Improving the competitiveness of American companies is a necessary but insufficient element of successful competition with the PRC. The U.S. Government must be prepared to frustrate the CCP’s ability to achieve its domestic and global ambitions, where the party’s objectives are inimical to American interests.
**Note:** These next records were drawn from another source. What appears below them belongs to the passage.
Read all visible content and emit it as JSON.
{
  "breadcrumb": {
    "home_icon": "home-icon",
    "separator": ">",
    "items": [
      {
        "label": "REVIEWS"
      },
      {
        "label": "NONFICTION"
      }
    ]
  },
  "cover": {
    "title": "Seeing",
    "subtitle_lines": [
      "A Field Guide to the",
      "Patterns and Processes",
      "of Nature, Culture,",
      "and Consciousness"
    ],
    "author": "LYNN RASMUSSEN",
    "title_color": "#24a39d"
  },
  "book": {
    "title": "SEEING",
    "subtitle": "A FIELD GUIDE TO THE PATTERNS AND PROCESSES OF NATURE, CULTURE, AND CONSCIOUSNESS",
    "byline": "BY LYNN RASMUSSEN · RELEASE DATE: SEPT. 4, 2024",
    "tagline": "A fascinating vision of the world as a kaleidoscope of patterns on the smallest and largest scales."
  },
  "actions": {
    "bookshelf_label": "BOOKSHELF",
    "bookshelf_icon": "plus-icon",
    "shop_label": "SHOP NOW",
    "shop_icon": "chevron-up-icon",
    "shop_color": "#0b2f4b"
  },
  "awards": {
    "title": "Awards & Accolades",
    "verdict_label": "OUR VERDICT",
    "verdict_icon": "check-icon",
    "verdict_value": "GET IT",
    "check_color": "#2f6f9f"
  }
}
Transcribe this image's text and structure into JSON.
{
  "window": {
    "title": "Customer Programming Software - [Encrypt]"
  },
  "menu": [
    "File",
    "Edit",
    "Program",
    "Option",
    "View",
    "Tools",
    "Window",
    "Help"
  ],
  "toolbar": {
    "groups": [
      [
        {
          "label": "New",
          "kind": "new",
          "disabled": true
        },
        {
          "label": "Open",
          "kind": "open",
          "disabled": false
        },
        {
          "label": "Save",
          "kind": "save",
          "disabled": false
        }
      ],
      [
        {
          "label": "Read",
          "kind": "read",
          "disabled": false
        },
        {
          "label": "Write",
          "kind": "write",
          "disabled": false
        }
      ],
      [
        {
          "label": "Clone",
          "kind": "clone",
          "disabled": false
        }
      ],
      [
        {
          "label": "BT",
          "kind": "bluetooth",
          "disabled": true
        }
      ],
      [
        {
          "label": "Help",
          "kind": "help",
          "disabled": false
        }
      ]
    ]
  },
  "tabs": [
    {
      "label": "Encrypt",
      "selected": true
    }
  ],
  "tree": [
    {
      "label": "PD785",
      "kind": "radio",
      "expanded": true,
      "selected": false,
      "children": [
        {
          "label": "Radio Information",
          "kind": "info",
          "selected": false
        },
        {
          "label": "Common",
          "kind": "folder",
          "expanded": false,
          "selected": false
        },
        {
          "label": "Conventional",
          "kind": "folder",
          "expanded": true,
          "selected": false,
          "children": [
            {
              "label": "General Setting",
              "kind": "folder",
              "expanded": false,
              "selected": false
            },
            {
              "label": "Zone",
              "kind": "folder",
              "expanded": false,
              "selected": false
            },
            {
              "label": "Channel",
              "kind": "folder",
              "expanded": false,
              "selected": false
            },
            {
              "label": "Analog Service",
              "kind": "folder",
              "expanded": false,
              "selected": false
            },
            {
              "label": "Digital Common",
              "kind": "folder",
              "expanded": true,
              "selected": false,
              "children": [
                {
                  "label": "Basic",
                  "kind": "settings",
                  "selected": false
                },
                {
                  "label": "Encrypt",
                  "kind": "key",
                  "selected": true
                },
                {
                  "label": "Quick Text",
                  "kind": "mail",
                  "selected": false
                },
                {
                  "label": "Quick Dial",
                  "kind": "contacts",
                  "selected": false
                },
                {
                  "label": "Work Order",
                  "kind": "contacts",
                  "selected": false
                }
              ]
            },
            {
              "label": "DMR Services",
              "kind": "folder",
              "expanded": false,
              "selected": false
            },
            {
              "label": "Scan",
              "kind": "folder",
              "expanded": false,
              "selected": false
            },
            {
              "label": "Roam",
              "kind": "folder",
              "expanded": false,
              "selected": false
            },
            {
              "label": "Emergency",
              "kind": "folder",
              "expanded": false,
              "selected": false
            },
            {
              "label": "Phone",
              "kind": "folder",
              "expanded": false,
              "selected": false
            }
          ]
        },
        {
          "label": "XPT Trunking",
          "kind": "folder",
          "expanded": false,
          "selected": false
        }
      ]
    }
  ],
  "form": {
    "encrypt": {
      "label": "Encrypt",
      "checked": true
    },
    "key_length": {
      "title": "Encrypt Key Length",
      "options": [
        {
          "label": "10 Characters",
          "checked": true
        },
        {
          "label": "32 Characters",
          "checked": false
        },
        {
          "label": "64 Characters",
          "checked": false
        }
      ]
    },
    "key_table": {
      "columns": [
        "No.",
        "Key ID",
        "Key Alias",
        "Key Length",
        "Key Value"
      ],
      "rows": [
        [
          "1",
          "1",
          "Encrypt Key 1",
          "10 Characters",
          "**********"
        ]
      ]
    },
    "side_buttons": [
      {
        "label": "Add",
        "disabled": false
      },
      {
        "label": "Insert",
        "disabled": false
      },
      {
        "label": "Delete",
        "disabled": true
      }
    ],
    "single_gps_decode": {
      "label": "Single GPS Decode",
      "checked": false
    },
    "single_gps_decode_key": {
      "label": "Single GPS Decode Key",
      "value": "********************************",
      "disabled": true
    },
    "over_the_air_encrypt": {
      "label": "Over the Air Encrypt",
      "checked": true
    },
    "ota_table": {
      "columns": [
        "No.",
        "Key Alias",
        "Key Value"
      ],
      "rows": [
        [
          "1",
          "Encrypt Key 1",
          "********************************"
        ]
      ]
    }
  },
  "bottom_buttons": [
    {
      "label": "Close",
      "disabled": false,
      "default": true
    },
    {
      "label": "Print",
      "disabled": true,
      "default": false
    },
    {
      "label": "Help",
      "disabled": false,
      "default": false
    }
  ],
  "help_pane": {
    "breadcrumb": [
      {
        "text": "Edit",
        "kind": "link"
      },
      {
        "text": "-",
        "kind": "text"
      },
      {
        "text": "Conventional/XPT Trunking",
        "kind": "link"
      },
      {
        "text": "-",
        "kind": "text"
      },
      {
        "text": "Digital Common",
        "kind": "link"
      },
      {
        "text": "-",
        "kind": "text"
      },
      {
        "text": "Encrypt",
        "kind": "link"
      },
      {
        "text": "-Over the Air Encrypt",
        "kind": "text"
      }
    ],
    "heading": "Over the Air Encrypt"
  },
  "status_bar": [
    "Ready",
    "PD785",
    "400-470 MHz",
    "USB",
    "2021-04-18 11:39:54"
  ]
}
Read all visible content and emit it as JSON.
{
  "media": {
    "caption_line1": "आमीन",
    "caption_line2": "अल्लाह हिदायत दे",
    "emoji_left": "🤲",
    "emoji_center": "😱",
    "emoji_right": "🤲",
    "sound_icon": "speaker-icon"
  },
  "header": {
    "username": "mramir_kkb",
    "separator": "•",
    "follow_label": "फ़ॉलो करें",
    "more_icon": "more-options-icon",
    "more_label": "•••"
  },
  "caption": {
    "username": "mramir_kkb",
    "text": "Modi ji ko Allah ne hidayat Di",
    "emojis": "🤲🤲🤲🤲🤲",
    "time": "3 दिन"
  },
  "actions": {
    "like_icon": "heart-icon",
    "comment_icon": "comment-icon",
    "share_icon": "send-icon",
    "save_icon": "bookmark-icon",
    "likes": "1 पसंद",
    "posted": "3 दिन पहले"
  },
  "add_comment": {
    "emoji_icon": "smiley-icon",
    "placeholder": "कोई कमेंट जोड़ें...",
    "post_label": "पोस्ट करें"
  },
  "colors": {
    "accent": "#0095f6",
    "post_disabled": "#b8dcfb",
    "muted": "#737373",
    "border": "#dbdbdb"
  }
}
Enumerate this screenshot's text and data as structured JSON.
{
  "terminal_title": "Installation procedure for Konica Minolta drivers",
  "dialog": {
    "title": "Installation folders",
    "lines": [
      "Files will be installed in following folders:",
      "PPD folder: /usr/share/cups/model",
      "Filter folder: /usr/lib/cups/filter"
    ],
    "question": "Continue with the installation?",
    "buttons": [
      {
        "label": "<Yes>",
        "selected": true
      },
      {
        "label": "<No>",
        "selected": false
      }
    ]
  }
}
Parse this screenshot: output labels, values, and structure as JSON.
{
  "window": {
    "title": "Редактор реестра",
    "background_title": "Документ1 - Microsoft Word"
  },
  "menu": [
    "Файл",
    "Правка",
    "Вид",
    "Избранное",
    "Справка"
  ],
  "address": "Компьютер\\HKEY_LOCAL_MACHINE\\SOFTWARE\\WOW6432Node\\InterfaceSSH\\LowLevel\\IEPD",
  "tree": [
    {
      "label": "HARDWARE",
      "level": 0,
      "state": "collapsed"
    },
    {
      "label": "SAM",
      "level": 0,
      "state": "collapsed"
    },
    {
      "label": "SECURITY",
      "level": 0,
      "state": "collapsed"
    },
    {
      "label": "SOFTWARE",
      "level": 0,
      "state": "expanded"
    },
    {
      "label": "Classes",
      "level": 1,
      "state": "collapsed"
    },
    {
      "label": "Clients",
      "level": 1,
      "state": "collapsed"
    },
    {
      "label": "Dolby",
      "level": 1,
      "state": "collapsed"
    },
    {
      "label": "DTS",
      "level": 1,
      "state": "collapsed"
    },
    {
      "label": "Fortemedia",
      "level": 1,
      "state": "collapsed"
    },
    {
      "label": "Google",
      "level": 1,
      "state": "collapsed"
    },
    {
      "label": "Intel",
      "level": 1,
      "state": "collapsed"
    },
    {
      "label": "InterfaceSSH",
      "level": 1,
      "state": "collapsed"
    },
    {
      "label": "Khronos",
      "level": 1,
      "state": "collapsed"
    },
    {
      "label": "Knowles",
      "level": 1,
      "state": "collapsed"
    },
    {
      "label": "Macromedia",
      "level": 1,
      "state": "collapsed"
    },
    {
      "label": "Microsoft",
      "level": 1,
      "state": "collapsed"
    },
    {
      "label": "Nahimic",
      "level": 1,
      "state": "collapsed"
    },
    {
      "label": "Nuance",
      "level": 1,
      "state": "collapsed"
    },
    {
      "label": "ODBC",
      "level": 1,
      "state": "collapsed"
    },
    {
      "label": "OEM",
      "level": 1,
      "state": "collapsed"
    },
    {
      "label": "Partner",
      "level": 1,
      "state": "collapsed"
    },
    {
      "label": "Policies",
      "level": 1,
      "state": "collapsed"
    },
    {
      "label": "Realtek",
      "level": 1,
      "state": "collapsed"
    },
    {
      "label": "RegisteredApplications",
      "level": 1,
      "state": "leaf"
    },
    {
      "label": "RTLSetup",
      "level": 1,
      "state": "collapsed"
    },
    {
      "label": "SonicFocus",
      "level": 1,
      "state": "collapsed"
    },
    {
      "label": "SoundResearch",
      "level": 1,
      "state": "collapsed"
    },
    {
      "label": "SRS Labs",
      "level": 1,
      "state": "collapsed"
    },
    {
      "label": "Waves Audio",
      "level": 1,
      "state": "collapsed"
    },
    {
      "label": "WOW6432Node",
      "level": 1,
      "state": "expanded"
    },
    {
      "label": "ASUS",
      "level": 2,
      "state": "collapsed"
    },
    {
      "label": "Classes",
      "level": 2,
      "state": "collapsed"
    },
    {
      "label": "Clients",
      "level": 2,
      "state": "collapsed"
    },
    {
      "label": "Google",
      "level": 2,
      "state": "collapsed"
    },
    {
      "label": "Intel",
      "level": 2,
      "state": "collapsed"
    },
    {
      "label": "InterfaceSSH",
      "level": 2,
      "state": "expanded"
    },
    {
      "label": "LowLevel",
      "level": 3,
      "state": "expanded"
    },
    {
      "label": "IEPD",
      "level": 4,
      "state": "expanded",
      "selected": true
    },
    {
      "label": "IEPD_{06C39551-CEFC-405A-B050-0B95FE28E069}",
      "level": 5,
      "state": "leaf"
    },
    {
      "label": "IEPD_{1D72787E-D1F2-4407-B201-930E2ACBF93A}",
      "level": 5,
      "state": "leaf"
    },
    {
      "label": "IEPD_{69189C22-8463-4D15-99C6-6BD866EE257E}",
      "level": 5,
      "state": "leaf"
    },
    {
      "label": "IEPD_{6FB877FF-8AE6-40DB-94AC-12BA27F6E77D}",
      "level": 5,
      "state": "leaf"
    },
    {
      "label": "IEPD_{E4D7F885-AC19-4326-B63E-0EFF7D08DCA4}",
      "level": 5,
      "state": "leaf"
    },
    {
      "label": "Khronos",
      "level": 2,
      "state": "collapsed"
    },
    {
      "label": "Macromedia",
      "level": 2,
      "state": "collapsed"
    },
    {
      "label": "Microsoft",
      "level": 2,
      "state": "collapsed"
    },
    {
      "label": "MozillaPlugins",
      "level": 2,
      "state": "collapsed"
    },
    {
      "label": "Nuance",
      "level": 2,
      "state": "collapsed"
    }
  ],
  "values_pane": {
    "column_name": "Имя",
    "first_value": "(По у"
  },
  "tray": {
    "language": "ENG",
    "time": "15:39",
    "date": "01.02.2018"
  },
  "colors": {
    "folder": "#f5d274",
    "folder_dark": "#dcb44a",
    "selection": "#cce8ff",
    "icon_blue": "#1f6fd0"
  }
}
The PRC is attempting to remake global governance, placing itself at the center of globalization to maximize its coercive power and ensure the dominance and legitimacy of the CCP.  Nominees must understand that the PRC views its unimpeded access to international flows of trade, knowledge, technology, and capital as essential to this process.
 
Nowhere is this imperative clearer than in the case of Huawei.  Although we agree that some export controls, the Entity List, and Foreign Direct Product Rule could be reviewed to strengthen their application, we do not agree that such a review is necessary or desirable in the case of Huawei.  Huawei has a long track record of economic espionage, supporting human rights abuses in the PRC and elsewhere, and supporting the regime’s capture of foreign political elites.  The company has not changed alongside the U.S. presidency.  Without an effort to cut off Huawei—as well as all its affiliates and recently sold brands—or correct the market distortions created by Beijing’s financial backing, there are no market-based solutions to protect our allies’ companies or create the space for Americans or other trusted actors to compete.  Huawei’s proven dangers to U.S. interests, coupled with PRC laws that require compliance with CCP demands, cannot be rectified through a review or extracting worthless promises from the company’s leadership.
 
We appreciate your expressed willingness to employ the full toolkit of the Department of Commerce to address the challenges from the PRC.  It is equally imperative that all nominees to the Department of Commerce follow your leadership in recognizing both the dangers of the CCP and the need to obstruct or squeeze PRC access to U.S. technology that may advance CCP ambitions that are dangerous to U.S. interests.  If these nominees do not make clear that they will adhere to these broad concerns and objectives, they may face substantial opposition from Congress.  We would emphasize that the Under Secretary of Commerce for Industry and Security, as well as the Assistant Secretaries for Export Administration and Export Enforcement, must have a working knowledge of how the CCP mobilizes private industry to support the party’s strategic objectives.  We expect nominees for these positions to have a track record of protecting national security rather than one of minimizing American interests while benefiting personally from furthering Beijing’s ambitions.
 
The CCP is already taking action to test whether President Biden’s administration will carry on the campaign to level the playing field for American businesses, counter malign actors like Huawei, and keep pressure on technological chokepoints.
 
We ask that you, as the nominee to be the next Secretary of Commerce, be forceful about the strategic imperatives of this moment.  Specifically, we ask that you respond in writing with your view of whether you foresee any scenario in which you would, if confirmed as Secretary, either remove Huawei, or its subsidiaries, or spin-off companies from the Entity List (or expand any related general licenses), or, would permit any relaxation of the Foreign Direct Product Rule as it relates to 5G technology. 
 
Thank you for your consideration. We look forward to your prompt reply.